- By Thomas E. RicksThomas E. Ricks covered the U.S. military for the Washington Post from 2000 through 2008.
The problem with the Iraqi army isn’t lack of training, or command and control structures, or insufficient counterinsurgency training. The forces they are fighting — and losing to — don’t have any of that.
The reason the Iraqi army won’t fight is that it lacks a reason to do so. This is a problem of governance. Their enemies are willing to fight and die for their cause. They advance in Toyota pickups, probably communicate via cellphone, and apparently have found little opposition from Sunni inhabitants.

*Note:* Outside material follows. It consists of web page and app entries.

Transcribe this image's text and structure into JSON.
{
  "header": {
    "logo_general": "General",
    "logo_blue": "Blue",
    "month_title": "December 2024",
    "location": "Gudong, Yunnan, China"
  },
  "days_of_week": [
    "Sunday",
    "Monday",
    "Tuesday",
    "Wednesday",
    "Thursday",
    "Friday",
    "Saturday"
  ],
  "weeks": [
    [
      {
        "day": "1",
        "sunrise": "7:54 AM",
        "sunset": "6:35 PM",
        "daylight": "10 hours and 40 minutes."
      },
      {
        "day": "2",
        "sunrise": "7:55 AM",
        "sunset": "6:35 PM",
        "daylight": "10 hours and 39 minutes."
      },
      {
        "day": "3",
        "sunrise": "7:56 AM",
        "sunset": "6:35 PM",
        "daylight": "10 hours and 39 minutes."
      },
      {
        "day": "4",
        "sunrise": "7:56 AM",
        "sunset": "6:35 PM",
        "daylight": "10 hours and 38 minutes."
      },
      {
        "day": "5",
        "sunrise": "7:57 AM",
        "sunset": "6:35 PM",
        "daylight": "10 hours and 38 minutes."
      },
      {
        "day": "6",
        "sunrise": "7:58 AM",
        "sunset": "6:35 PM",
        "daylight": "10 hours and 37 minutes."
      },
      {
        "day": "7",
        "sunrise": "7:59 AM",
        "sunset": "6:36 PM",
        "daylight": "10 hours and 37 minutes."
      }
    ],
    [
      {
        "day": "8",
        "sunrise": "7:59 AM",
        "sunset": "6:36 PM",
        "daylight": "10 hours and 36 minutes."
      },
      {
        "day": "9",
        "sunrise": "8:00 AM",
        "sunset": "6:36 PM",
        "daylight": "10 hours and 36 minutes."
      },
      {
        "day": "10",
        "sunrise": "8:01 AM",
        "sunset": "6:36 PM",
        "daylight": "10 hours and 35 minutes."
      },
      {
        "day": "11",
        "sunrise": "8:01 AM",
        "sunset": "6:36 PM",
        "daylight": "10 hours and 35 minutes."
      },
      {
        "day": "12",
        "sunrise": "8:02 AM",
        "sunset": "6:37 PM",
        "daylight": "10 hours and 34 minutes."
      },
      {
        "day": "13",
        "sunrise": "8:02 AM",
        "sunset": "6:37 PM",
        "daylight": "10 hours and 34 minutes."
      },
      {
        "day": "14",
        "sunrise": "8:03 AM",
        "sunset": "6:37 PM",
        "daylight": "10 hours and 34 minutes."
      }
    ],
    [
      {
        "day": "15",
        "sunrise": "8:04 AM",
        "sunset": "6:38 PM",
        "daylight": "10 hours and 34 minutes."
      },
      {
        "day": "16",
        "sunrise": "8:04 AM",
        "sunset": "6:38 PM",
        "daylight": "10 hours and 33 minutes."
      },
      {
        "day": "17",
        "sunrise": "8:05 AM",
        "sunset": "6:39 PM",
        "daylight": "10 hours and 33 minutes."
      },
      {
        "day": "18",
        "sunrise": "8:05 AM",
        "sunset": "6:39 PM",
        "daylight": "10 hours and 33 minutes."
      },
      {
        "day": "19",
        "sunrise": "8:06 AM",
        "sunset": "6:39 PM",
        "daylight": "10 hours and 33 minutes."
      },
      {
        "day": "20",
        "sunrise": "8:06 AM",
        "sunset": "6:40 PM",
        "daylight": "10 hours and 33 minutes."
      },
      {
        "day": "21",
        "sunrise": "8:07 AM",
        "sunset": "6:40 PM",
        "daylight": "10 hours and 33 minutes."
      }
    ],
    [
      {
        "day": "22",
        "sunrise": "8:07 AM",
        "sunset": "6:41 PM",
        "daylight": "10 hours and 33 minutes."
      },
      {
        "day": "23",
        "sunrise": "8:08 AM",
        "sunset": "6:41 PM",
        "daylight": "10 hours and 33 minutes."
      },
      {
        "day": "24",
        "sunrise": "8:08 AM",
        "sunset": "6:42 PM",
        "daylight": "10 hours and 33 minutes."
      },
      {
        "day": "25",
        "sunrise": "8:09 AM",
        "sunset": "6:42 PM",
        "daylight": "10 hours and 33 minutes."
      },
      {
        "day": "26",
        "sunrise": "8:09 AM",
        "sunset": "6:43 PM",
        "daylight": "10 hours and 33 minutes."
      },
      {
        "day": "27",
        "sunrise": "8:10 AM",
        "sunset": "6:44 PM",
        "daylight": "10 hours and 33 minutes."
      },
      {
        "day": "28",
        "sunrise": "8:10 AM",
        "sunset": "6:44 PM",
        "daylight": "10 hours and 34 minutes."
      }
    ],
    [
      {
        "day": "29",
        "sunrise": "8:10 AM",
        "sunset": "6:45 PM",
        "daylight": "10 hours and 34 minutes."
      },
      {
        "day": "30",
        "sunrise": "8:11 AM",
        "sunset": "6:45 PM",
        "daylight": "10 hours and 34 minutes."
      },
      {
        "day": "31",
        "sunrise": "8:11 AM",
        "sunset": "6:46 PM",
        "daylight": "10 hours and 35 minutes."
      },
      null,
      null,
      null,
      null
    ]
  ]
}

Comment of the day: It isn’t just that Maliki is a jerk, Tom, it is also that he ousted some of his best commandersThomas E. RicksThomas E. Ricks covered the U.S. military for the Washington Post from 2000 through 2008. | Best Defense |
Josh Rogin covers national security and foreign policy and writes the daily Web column The Cable. His column appears bi-weekly in the print edition of The Washington Post. He can be reached for comments or tips at email@example.com.
Previously, Josh covered defense and foreign policy as a staff writer for Congressional Quarterly, writing extensively on Iraq, Afghanistan, Guantánamo Bay, U.S.-Asia relations, defense budgeting and appropriations, and the defense lobbying and contracting industries. Prior to that, he covered military modernization, cyber warfare, space, and missile defense for Federal Computer Week Magazine. He has also served as Pentagon Staff Reporter for the Asahi Shimbun, Japan's leading daily newspaper, in its Washington, D.C., bureau, where he reported on U.S.-Japan relations, Chinese military modernization, the North Korean nuclear crisis, and more.
A graduate of George Washington University's Elliott School of International Affairs, Josh lived in Yokohama, Japan, and studied at Tokyo's Sophia University. He speaks conversational Japanese and has reported from the region. He has also worked at the House International Relations Committee, the Embassy of Japan, and the Brookings Institution.
Josh's reporting has been featured on CNN, MSNBC, C-Span, CBS, ABC, NPR, WTOP, and several other outlets. He was a 2008-2009 National Press Foundation's Paul Miller Washington Reporting Fellow, 2009 military reporting fellow with the Knight Center for Specialized Journalism and the 2011 recipient of the InterAction Award for Excellence in International Reporting. He hails from Philadelphia and lives in Washington, D.C.| The Cable |